The TOYOTA GAZOO Racing Rally Challenge Program is designed to give up-and-coming young rally stars from Japan a solid learning campaign through a series of varied events on different championships.
The first stop of their 14-rally schedule was the famed Arctic Rally in northern Finland, based in Rovaniemi. With a large part of the route within the Arctic Circle, temperatures have been known to dip as low as minus 35 degrees centigrade in the past. On this occasion though, it was just below zero degrees: providing optimal snow conditions for Takamoto Katsuta and Hiroki Arai to continue learning this extremely specialized surface, each driving a Ford Fiesta R5.
Both drivers finished all 10 stages of the rally, although Takamoto, co-driven by Marko Salminen, lost 18 minutes stuck in a snow bank on the opening day. He got back on the road to eventually finish 20th overall after two intense days of competition. Hiroki, co-driven by Glenn Macneall, enjoyed a clean run until the very last stage, ending up 10th after he also got stuck in a snow bank and lost five minutes.
As well as Takamoto and Hiroki, the program also includes a Japanese co-driver: Sayaka Adachi. She is taking part in the full Finnish Rally Championship this year (of which the Arctic Rally is the first round) alongside established star Jarkko Nikara, in a Subaru Impreza WRX. The duo were consistently challenging for the overall lead of the Arctic Rally, eventually finishing just off the podium in fourth following a differential problem before the last stage.

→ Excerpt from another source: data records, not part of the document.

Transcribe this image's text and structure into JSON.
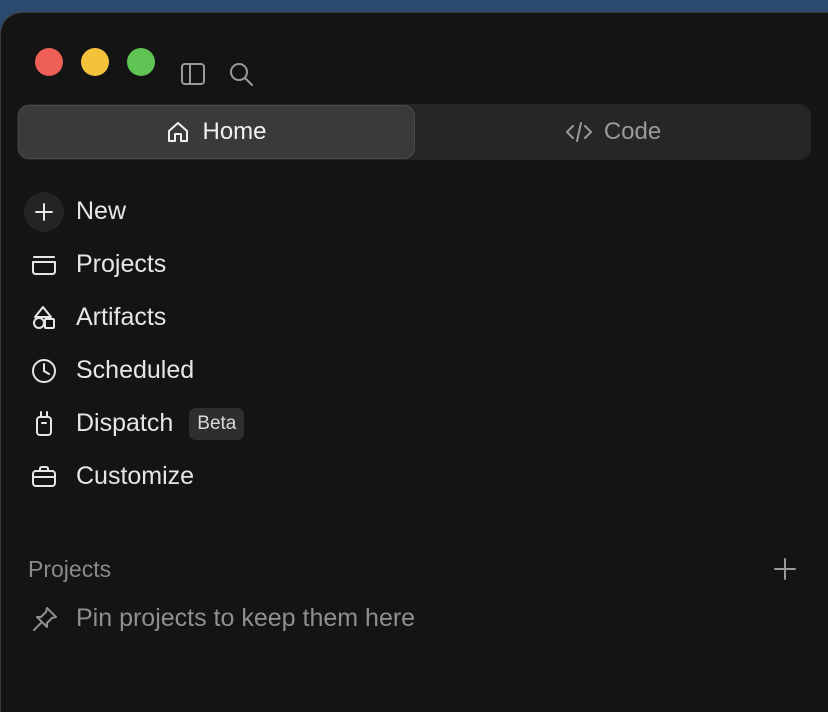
{
  "titlebar": {
    "icons": [
      "sidebar-toggle-icon",
      "search-icon"
    ],
    "traffic_light_colors": {
      "close": "#ed5f57",
      "minimize": "#f5c33b",
      "maximize": "#5fc454"
    }
  },
  "mode_switcher": {
    "tabs": [
      {
        "label": "Home",
        "icon": "home-icon",
        "active": true
      },
      {
        "label": "Code",
        "icon": "code-icon",
        "active": false
      }
    ]
  },
  "nav": {
    "items": [
      {
        "label": "New",
        "icon": "plus-icon"
      },
      {
        "label": "Projects",
        "icon": "folder-icon"
      },
      {
        "label": "Artifacts",
        "icon": "shapes-icon"
      },
      {
        "label": "Scheduled",
        "icon": "clock-icon"
      },
      {
        "label": "Dispatch",
        "icon": "device-icon",
        "badge": "Beta"
      },
      {
        "label": "Customize",
        "icon": "briefcase-icon"
      }
    ]
  },
  "projects_section": {
    "title": "Projects",
    "add_icon": "plus-icon",
    "empty_text": "Pin projects to keep them here",
    "empty_icon": "pin-icon"
  },
  "colors": {
    "window_bg": "#141414",
    "segment_bg": "#262626",
    "segment_active_bg": "#3a3a3a",
    "text_primary": "#e6e6e6",
    "text_muted": "#8a8a8a"
  }
}
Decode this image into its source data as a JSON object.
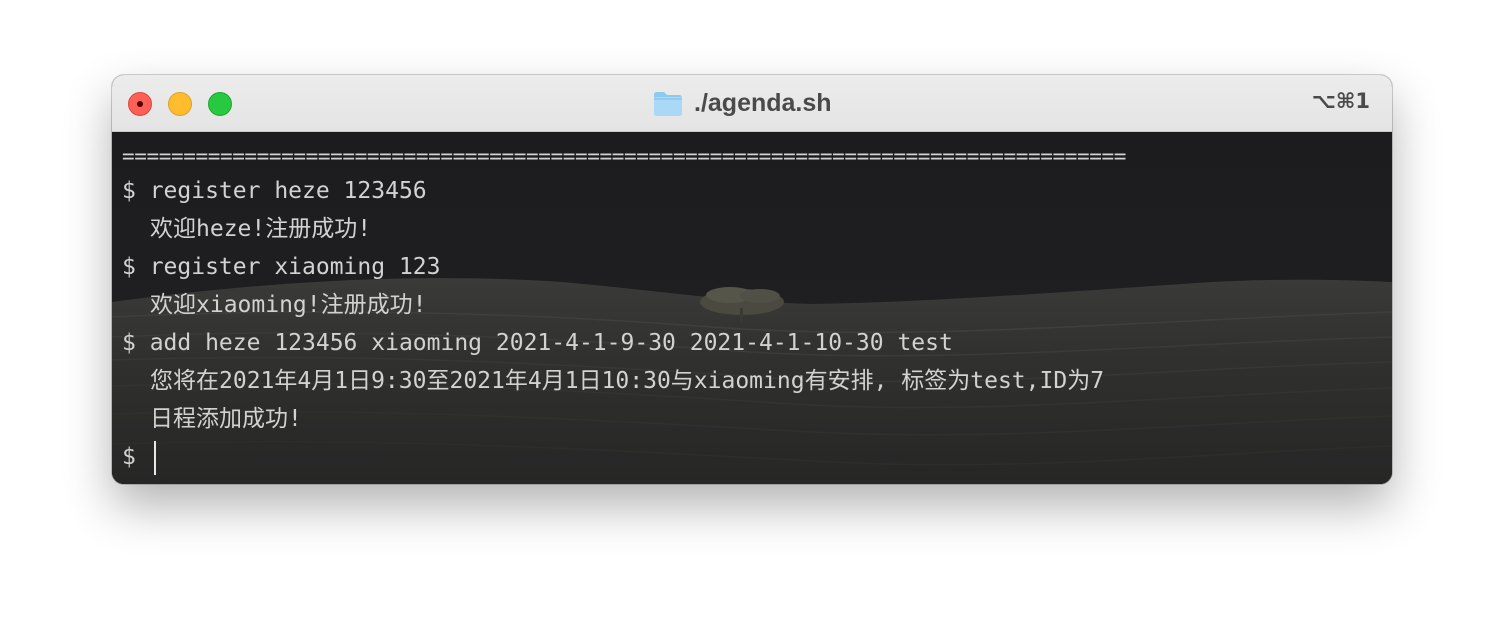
{
  "window": {
    "title": "./agenda.sh",
    "shortcut": "⌥⌘1",
    "icon": "folder-icon"
  },
  "colors": {
    "close": "#fe5f57",
    "minimize": "#febc2e",
    "zoom": "#28c840",
    "terminal_bg": "#202022",
    "text": "#d2d2d2"
  },
  "terminal": {
    "separator": "==================================================================================",
    "lines": [
      {
        "type": "command",
        "text": "$ register heze 123456"
      },
      {
        "type": "output",
        "text": "欢迎heze!注册成功!"
      },
      {
        "type": "command",
        "text": "$ register xiaoming 123"
      },
      {
        "type": "output",
        "text": "欢迎xiaoming!注册成功!"
      },
      {
        "type": "command",
        "text": "$ add heze 123456 xiaoming 2021-4-1-9-30 2021-4-1-10-30 test"
      },
      {
        "type": "output",
        "text": "您将在2021年4月1日9:30至2021年4月1日10:30与xiaoming有安排, 标签为test,ID为7"
      },
      {
        "type": "output",
        "text": "日程添加成功!"
      }
    ],
    "prompt": "$ "
  }
}
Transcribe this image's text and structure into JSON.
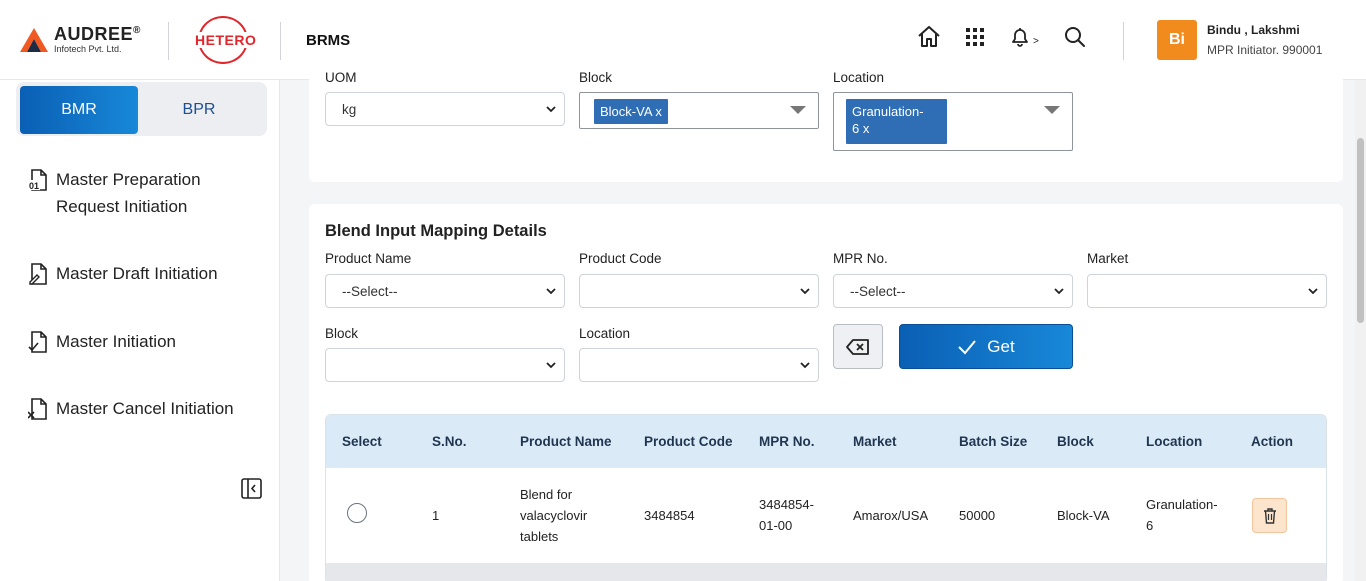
{
  "header": {
    "brand_name": "AUDREE",
    "brand_reg": "®",
    "brand_sub": "Infotech Pvt. Ltd.",
    "client_logo": "HETERO",
    "app_name": "BRMS",
    "icons": [
      "home-icon",
      "apps-grid-icon",
      "bell-icon",
      "search-icon"
    ],
    "notif_caret": ">",
    "user": {
      "initials": "Bi",
      "name": "Bindu , Lakshmi",
      "role": "MPR Initiator. 990001"
    }
  },
  "sidebar": {
    "tabs": [
      {
        "label": "BMR",
        "active": true
      },
      {
        "label": "BPR",
        "active": false
      }
    ],
    "items": [
      {
        "label_line1": "Master Preparation",
        "label_line2": "Request Initiation",
        "icon": "document-01-icon"
      },
      {
        "label": "Master Draft Initiation",
        "icon": "document-edit-icon"
      },
      {
        "label": "Master Initiation",
        "icon": "document-check-icon"
      },
      {
        "label": "Master Cancel Initiation",
        "icon": "document-cancel-icon"
      }
    ]
  },
  "top_form": {
    "uom_label": "UOM",
    "uom_value": "kg",
    "block_label": "Block",
    "block_chip": "Block-VA x",
    "location_label": "Location",
    "location_chip_line1": "Granulation-",
    "location_chip_line2": "6 x"
  },
  "blend": {
    "title": "Blend Input Mapping Details",
    "product_name_label": "Product Name",
    "product_name_value": "--Select--",
    "product_code_label": "Product Code",
    "product_code_value": "",
    "mpr_no_label": "MPR No.",
    "mpr_no_value": "--Select--",
    "market_label": "Market",
    "market_value": "",
    "block_label": "Block",
    "block_value": "",
    "location_label": "Location",
    "location_value": "",
    "get_label": "Get"
  },
  "table": {
    "columns": [
      "Select",
      "S.No.",
      "Product Name",
      "Product Code",
      "MPR No.",
      "Market",
      "Batch Size",
      "Block",
      "Location",
      "Action"
    ],
    "rows": [
      {
        "sno": "1",
        "product_name_lines": [
          "Blend for",
          "valacyclovir",
          "tablets"
        ],
        "product_code": "3484854",
        "mpr_no_lines": [
          "3484854-",
          "01-00"
        ],
        "market": "Amarox/USA",
        "batch_size": "50000",
        "block": "Block-VA",
        "location_lines": [
          "Granulation-",
          "6"
        ]
      }
    ]
  },
  "colors": {
    "primary": "#0a5fb4",
    "accent": "#1888d8",
    "avatar": "#f28b1e",
    "hetero_red": "#e0262b",
    "table_header": "#dbeaf7"
  }
}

“Luckily I got some help from the spectators after I went off on day one but on the following stages I had a big problem with the engine misfiring, which slowed me down as well. The main thing is that I finished and got lots of kilometres on snow: this is very good training. The co-operation with my co-driver Marko is working very well and I’m very happy with our performance despite the tough conditions.”
“It took me some time to find the rhythm at the beginning. After first service we changed the set-up and the feeling got better and better. The only problem was on the last stage: the wind had blown snow onto the road so the corners were tighter than on the recce. In the end I went into the snow bank: the spectators helped me but I feel sorry for the team. This rally has helped me learn to find the right set-up to get the best possible performance, so I want to keep improving this on all the rallies in the future.”
“Jarkko is a very fast driver and his experience helped me a lot on this rally. I learned so many things during our first rally together, and I enjoyed the rally very much. My first snow rally was very long, with very high speeds. So reading the pacenotes under these circumstances gave me a lot of good experience. Now I need to continue to learn in order to improve even more.”
“As well as a new partnership with Sayaka, it was the first rally for me with pacenotes in English, so we both had a lot to learn! The partnership got better all the time as the rally went on: by the end it was really good. Before the start of the rally I thought that we could be in the top three if things went really perfectly: we nearly made it despite a differential problem so I am very happy.”
Jouni Ampuja (TOYOTA GAZOO Racing Rally Challenge Program instructor)
“The results on paper are not a fair reflection of the real performance. For drivers who are unfamiliar with these complex conditions, Takamoto and Hiroki did extremely well against some strong rivals, setting top five stage times. After his off yesterday Takamoto was 41st on the road, which meant he did not have very good road conditions and was also catching slower cars. But he learned a lot from that experience. Hiroki was set for fifth overall until the final stage and drove a really good rally. We also tried some different set-ups for Sweden, while Sayaka and Jarkko did a fantastic job too, so the general progress made by the whole team was very encouraging.”